[Opening STUDY MATERIAL section]

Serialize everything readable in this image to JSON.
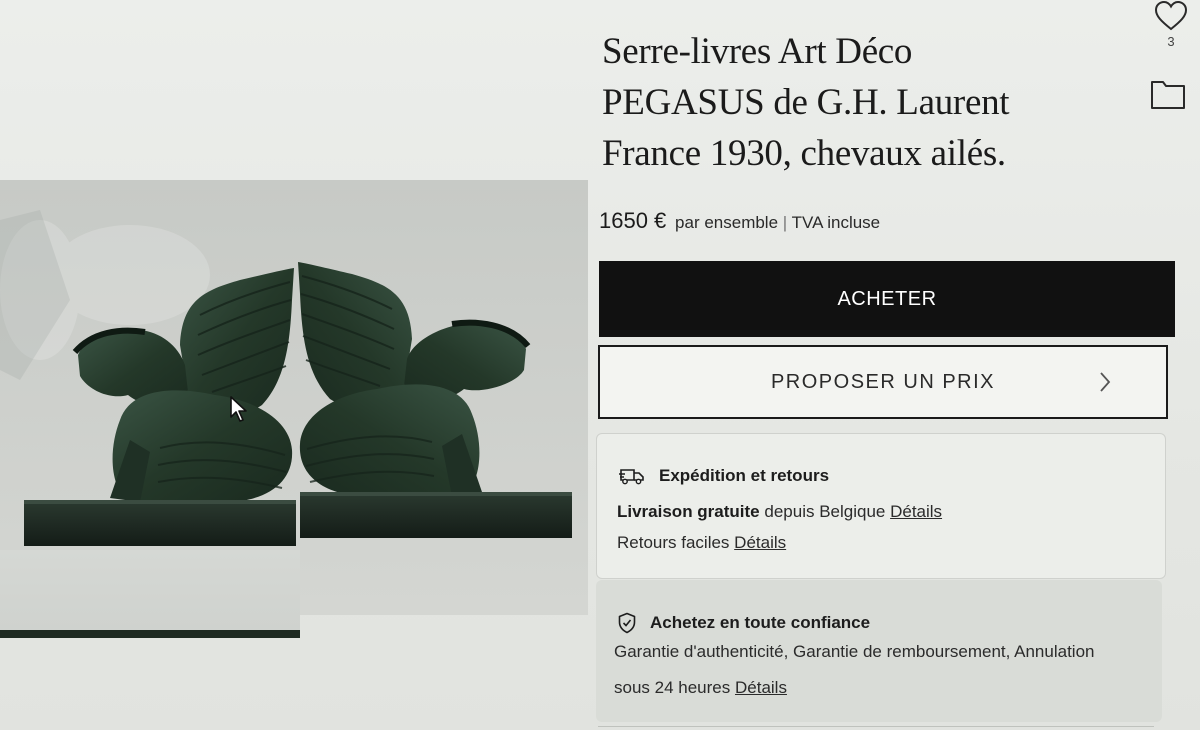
{
  "product": {
    "title_lines": [
      "Serre-livres Art Déco",
      "PEGASUS de G.H. Laurent",
      "France 1930, chevaux ailés."
    ],
    "image_alt": "Serre-livres Pegasus en bronze à patine verte"
  },
  "favorites": {
    "count": "3",
    "icon": "heart-icon"
  },
  "collection": {
    "icon": "folder-icon"
  },
  "price": {
    "amount": "1650 €",
    "unit": "par ensemble",
    "separator": "|",
    "tax": "TVA incluse"
  },
  "actions": {
    "buy_label": "ACHETER",
    "offer_label": "PROPOSER UN PRIX",
    "offer_icon": "chevron-right-icon"
  },
  "shipping": {
    "icon": "truck-icon",
    "heading": "Expédition et retours",
    "free_delivery_bold": "Livraison gratuite",
    "free_delivery_rest": "depuis Belgique",
    "details_label_1": "Détails",
    "returns_text": "Retours faciles",
    "details_label_2": "Détails"
  },
  "trust": {
    "icon": "shield-check-icon",
    "heading": "Achetez en toute confiance",
    "line1": "Garantie d'authenticité, Garantie de remboursement, Annulation",
    "line2": "sous 24 heures",
    "details_label": "Détails"
  },
  "colors": {
    "button_dark": "#111111",
    "bronze_patina": "#2e4434",
    "page_bg": "#e6e8e4"
  }
}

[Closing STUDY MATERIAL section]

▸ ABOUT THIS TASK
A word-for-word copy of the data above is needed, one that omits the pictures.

▸ THE COMPLETED TASK
Serialize everything readable in this image to JSON.
{
  "product": {
    "title_lines": [
      "Serre-livres Art Déco",
      "PEGASUS de G.H. Laurent",
      "France 1930, chevaux ailés."
    ],
    "image_alt": "Serre-livres Pegasus en bronze à patine verte"
  },
  "favorites": {
    "count": "3",
    "icon": "heart-icon"
  },
  "collection": {
    "icon": "folder-icon"
  },
  "price": {
    "amount": "1650 €",
    "unit": "par ensemble",
    "separator": "|",
    "tax": "TVA incluse"
  },
  "actions": {
    "buy_label": "ACHETER",
    "offer_label": "PROPOSER UN PRIX",
    "offer_icon": "chevron-right-icon"
  },
  "shipping": {
    "icon": "truck-icon",
    "heading": "Expédition et retours",
    "free_delivery_bold": "Livraison gratuite",
    "free_delivery_rest": "depuis Belgique",
    "details_label_1": "Détails",
    "returns_text": "Retours faciles",
    "details_label_2": "Détails"
  },
  "trust": {
    "icon": "shield-check-icon",
    "heading": "Achetez en toute confiance",
    "line1": "Garantie d'authenticité, Garantie de remboursement, Annulation",
    "line2": "sous 24 heures",
    "details_label": "Détails"
  },
  "colors": {
    "button_dark": "#111111",
    "bronze_patina": "#2e4434",
    "page_bg": "#e6e8e4"
  }
}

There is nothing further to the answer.